-------- Data for the task --------

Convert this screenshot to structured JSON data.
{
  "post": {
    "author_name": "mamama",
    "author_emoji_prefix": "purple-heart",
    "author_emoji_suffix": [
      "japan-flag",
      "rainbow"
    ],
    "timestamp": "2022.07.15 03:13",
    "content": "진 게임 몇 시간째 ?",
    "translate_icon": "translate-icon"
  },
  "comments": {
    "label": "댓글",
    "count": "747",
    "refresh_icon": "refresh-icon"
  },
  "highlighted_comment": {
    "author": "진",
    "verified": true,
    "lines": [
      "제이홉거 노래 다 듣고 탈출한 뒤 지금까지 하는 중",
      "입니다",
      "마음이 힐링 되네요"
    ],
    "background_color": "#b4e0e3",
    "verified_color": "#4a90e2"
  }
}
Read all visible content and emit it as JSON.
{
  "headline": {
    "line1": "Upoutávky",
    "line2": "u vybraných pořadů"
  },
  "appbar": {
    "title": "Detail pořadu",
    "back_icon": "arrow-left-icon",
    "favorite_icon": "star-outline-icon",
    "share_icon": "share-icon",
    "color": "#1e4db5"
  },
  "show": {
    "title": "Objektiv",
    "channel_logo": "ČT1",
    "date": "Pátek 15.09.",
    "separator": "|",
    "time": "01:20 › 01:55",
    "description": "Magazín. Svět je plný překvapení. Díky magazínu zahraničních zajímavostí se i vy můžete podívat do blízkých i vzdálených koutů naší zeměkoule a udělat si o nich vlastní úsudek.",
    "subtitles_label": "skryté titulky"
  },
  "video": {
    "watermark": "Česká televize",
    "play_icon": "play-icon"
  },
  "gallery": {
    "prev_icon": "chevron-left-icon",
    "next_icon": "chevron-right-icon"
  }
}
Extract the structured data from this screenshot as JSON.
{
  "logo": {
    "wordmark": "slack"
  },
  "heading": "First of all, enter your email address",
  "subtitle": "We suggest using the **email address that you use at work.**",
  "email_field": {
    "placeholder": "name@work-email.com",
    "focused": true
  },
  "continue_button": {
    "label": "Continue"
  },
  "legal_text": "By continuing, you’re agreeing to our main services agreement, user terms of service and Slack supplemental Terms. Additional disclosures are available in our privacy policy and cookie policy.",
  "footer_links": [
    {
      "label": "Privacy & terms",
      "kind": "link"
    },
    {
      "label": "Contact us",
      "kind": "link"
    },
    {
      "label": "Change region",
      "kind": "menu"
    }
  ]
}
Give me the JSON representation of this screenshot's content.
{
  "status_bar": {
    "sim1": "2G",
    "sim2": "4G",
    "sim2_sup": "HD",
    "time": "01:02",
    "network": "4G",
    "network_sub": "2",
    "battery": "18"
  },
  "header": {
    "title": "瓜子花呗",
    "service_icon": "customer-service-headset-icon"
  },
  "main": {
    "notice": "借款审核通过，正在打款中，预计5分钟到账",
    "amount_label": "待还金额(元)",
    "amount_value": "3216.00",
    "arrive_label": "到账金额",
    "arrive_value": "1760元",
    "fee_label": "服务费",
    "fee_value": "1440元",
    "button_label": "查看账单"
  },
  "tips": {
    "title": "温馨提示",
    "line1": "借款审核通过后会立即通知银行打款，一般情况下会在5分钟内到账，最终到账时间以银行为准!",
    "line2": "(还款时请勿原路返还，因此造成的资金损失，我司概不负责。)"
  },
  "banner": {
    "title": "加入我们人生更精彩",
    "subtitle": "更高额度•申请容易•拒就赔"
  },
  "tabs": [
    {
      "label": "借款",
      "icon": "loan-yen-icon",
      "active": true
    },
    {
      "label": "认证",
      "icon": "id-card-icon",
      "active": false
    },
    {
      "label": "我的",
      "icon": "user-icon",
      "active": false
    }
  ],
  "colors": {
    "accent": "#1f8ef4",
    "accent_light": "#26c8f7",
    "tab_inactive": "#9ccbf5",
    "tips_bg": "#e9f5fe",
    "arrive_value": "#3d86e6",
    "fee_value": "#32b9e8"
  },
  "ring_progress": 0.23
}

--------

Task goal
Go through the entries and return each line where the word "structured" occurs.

Exercise response
Convert this screenshot to structured JSON data.
Extract the structured data from this screenshot as JSON.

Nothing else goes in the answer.